The President questioned the intentions of the NEF and the other so-called leaders in delving into issues with unsolicited, ill-intentioned advice.
“They have no one’s authority to make such pronouncements. The polarising role of the Northern Elders’ Forum and all those other groups dabbling into issues of security to score cheap political points has, for long, been a sore point in Nigeria’s body polity. They should not be allowed to mislead anyone, least of all the Fulani herders.
“The Buhari administration is fully devoted to finding a lasting solution to the herder-farmer clashes in different parts of Nigeria – one that would be acceptable to all the parties involved,” the statement read.
Chairman of NEF, Prof. Ango Abdullahi, who gave the order on Tuesday, had said the order had become necessary following reports that the herdsmen have been exposed to some danger in the hands of some hostile communities in the southern part of the country.
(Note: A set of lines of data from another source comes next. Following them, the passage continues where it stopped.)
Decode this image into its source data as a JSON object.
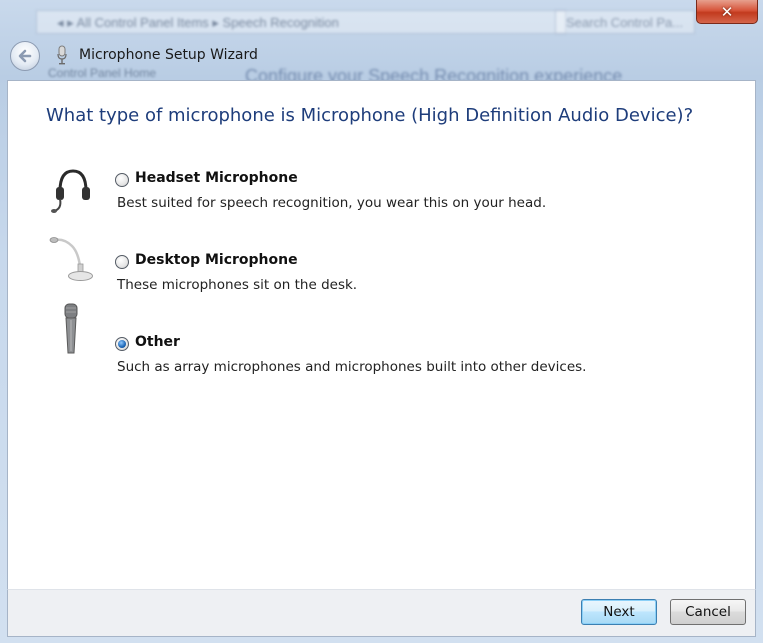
{
  "window": {
    "title": "Microphone Setup Wizard",
    "close_symbol": "✕",
    "background": {
      "address_text": "◂ ▸  All Control Panel Items  ▸  Speech Recognition",
      "search_placeholder": "Search Control Pa...",
      "left_link": "Control Panel Home",
      "heading": "Configure your Speech Recognition experience"
    }
  },
  "wizard": {
    "question": "What type of microphone is Microphone (High Definition Audio Device)?",
    "options": [
      {
        "label": "Headset Microphone",
        "description": "Best suited for speech recognition, you wear this on your head.",
        "icon": "headset-icon",
        "checked": false
      },
      {
        "label": "Desktop Microphone",
        "description": "These microphones sit on the desk.",
        "icon": "desktop-microphone-icon",
        "checked": false
      },
      {
        "label": "Other",
        "description": "Such as array microphones and microphones built into other devices.",
        "icon": "handheld-microphone-icon",
        "checked": true
      }
    ]
  },
  "footer": {
    "next_label": "Next",
    "cancel_label": "Cancel"
  },
  "colors": {
    "question_text": "#1e3d7b",
    "close_button": "#c23a1e",
    "radio_selected": "#1b65b5"
  }
}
“…If it is indeed true that their safety is not guaranteed in the places where they are residing, we would rather have them back into areas where their safety is guaranteed, and they should be coming back as much as possible to the North,” Abdullahi said.
Also, the spokesman for the Coalition of Northern Groups (CNG), Abdul-Azeez Suleiman, said “… we feel obliged to advise the leadership of the Northern Elders’ Forum to consider calling on the Fulani to forego their right to live and flourish anywhere in the South and relocate to their various states in the North to ensure their safety.”
In a response to the order, Yakasai argued that the proposed relocation would amount to a breach of the 1999 Constitution and a violation of the rights of the herdsmen to live anywhere they choose within the territory of the Federal Republic of Nigeria.
According to him, the Fulani herdsmen were bona fide Nigerians who must not be intimidated and harassed out of any community in Nigeria.
“Leadership of the Northern group should be aware that the constitution of the Federal Republic of Nigeria has bestowed right to every Nigerian to live in any part of the country he or she wishes to reside and that no authority, group of people or an individual, no matter how highly placed, can deny any Nigerian to exercise this inalienable right.